One of the toughest decisions we made during our flood scare was which part of our farm to leave behind if the waters came faster than we could be ready. While it’s never easy or fun to place a “value” on your livestock and possessions, it’s necessary. Cathryn Castle Whitman shares her method for dealing with this dreaded task by suggesting that all animals are given a value in dollars and cents. An example she gives: “If you own three horses and have a two-horse trailer, you must be able to decide in an instant which two get hauled first, and which one gets to wait.” Of course, beloved animals that have taken up residence in your heart may always be given higher priority than even the most valuable stock. Ultimately, the decision you make is the one you will have to live with — not an insurance adjuster.
Another truth is that some of your disaster planning may fall through before the big event. Despite your best efforts, neighbors may not be available, for example, or flood or fire evacuation routes might be congested or made impassable by blowing smoke or rising floodwaters. It is best to develop multiple contingency plans over time, so that when some of them fail, you know how to react to protect your family and farm.
While thinking about an emergency can cause fear and anxiety, a little discomfort now can prevent overwhelming loss down the road. Being prepared for every possible scenario just isn’t possible. Some events are so random or catastrophic, most disaster planning won’t be effective. Start by planning for what’s most common in your region, and you’ll be best prepared for the majority of things that can, and do, go wrong.
The flood of 2011 left my family disorganized, yet thankful. Our animals came back home with just one casualty — the loss of the pregnant goat, who left behind a beautiful female kid. While there were many things we could have done differently, we will have more opportunities to try again. The Missouri River is fickle, and we expect it to rise and fall each year. If anything was gained from the frantic packing, sleepless nights, and dread of the inevitable, it was this: We realize that a very small hobby farm is the most we want to take on right now. The responsibility — and joy — is sufficient for our simple lives.

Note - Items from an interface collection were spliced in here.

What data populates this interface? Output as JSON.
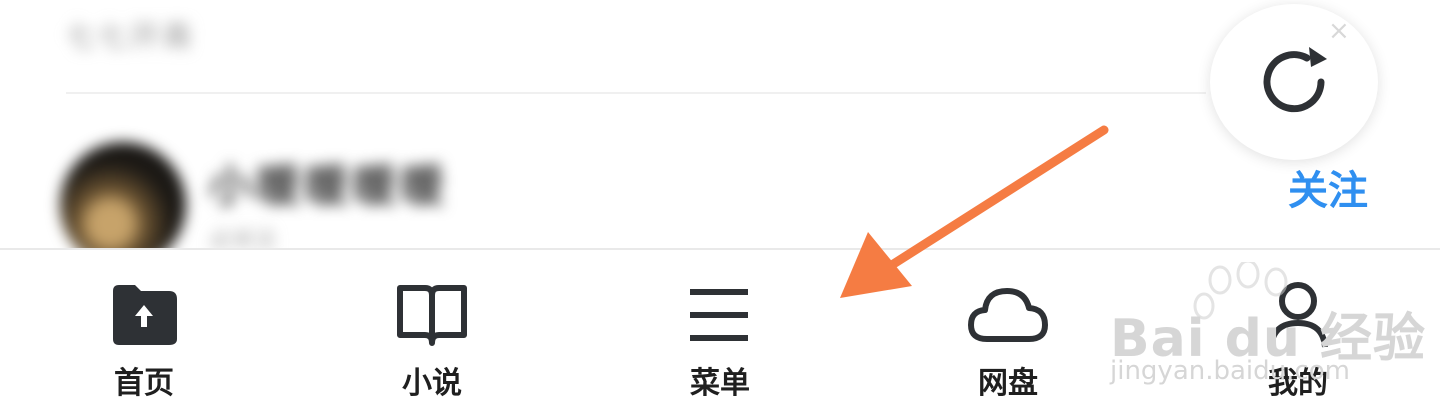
{
  "feed": {
    "top_text": "七七开斋",
    "username": "小暖暖暖暖",
    "subtext": "必关注",
    "follow_label": "关注"
  },
  "tabbar": {
    "tabs": [
      {
        "label": "首页",
        "icon": "home-upload-icon"
      },
      {
        "label": "小说",
        "icon": "book-icon"
      },
      {
        "label": "菜单",
        "icon": "menu-icon"
      },
      {
        "label": "网盘",
        "icon": "cloud-icon"
      },
      {
        "label": "我的",
        "icon": "user-icon"
      }
    ]
  },
  "watermark": {
    "brand": "Bai du 经验",
    "url": "jingyan.baidu.com"
  },
  "colors": {
    "accent": "#2f8ff0",
    "arrow": "#f57c43",
    "icon_dark": "#2e3135"
  }
}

Born and raised in a small Nebraska town, Linsey Knerl is a homeschooling mother of five who enjoys blogging and working hard on her 3 1/2-acre Nebraska homestead.
More than 150 workshops, great deals from more than 200 exhibitors, off-stage demos, inspirational keynotes, and great food!LEARN MORE